I promise this is not a controversial post… although I have to admit, sometimes it seems as though every aspecting of parenting these days can become a cause for conflict. But – that’s another post, for another day. Today, I want to talk about breastfeeding.
I chose, and was able, to breastfeed my babies. For me, breastfeeding was the best choice because I wanted to do it, and for the most part I didn’t have difficulty with it. My babies learned to latch quickly and effectively, and outside of the initial discomfort and pain, within about 10 days, my babies and I had figured out what to do, and had gotten ourselves into a good rhythm and feeding schedule (with the exception of Molly, who was jaundiced, and took a little longer).
I know this isn’t the experience for so many mamas, and I wish people were more understanding about the many difficulties that can be associated with breastfeeding. I remember, when I was about 8.5 months pregnant with Isla (my firstborn), a good friend of mine (who was also expecting) and I went to a “breastfeeding clinic” to get some tips before our babes were born. At the time I was looking for actual tips and advice on how to breastfeed – and what to do if it wasn’t easy.
Unfortunately what we got was basically a “Breast-is-Best” ideological lecture, and I can’t imagine how guilty I would have felt as a mama if I hadn’t been able to breastfeed after sitting through that session.
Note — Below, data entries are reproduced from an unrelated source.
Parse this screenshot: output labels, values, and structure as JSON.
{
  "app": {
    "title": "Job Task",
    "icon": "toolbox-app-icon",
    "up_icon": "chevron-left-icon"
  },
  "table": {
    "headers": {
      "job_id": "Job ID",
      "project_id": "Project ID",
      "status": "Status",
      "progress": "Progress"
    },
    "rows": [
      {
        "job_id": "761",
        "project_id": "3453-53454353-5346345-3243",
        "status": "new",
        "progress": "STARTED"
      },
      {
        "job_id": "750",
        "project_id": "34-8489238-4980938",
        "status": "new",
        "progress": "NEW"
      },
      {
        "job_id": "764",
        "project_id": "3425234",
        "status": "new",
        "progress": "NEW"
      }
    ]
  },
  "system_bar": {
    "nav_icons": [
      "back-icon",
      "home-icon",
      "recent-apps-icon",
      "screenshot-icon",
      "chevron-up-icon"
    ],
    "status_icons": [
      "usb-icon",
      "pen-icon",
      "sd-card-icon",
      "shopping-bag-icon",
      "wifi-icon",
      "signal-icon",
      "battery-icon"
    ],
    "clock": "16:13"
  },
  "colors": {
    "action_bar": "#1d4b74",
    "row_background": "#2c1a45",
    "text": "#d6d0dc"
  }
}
Not to mention the fact that they made it sound so easy – “Baby knows what to do”… “Babies often crawl to their mothers breasts immediately after birth”… “It’s mildly uncomfortable, but you will adjust quickly”, etc.
Here’s the thing. While all of this might be true for SOME people, it’s certainly not true for ALL people. Not every baby is able to do it naturally (ie: tongue-tied babies really struggle to latch); not every baby is going to naturally crawl to your breast (birth is exhausting); and frankly, it’s not just “mildly” uncomfortable… it’s really painful, messy, and awkward! Additionally, not everyone is able to fall into a neat schedule right away, as I learned with my daughter Molly, who was jaundiced and kept falling asleep during feeds.
So – despite the fact that I didn’t have a lot of challenges breastfeeding, especially compared to some mamas, even I recognize that it isn’t a seamless a process. I’m sure there are mamas out there who DID have the ideal breastfeeding experience … but frankly, I haven’t met them.
I have, however, met a lot of mamas who struggled to some degree to breastfeed initially; who did everything they could to do what they thought was best for their baby, and ultimately decided that a fed baby was actually the best scenario for everyone. Whether it was achieved through breastfeeding or not.
For me, I’m so glad I was able to breastfeed my babies. I’m so glad it came relatively easily, and that I was able to share those sweet moments of bonding with my babies. Even though it isn’t always the most convenient to be tied to a little one, this time in life, when our children depend on us so fully, is truly so fleeting.
For me, breastfeeding has become a time of quiet. A time when I put my phone away, set aside the business of the day, and for a few moments, just enjoy the sweetness of my baby. The way her hair swoops across her forehead, the roundness of her rosy cheeks, the way she stops eating every now and then to grin up at me before remembering she’s still hungry and going back for more.
For me, breastfeeding has become a special time to savour the moment and the bond I share, and have shared, with each of my children. To just enjoy them.
As a working mama, I know the time is nearing when I’ll have to start weaning Molly. Not because I’m desperate to be done, but so she’ll be ok; so that her transition to daycare will be a smooth one. I have to admit, I’m hanging onto these moments with Molly more tightly than with my other two, because as this phase of babyhood passes… I recognize that so does this phase of motherhood.
I’m so glad I was able to do this incredible thing; this thing that so many others aren’t able to do, but wish they could. I feel blessed for the experience it has been for me personally, in my journey as a mama.
And I hope as mamas, we slow down every now and then, and take the time to truly savour and record moments of sweetness with our babies and children – whether we breastfeed them or not.
“Sunsets, like childhood, are viewed with wonder not just because they are beautiful, but because they are fleeting.” Richard Paul Evans
(Top two photos by Kira Nelson Photography)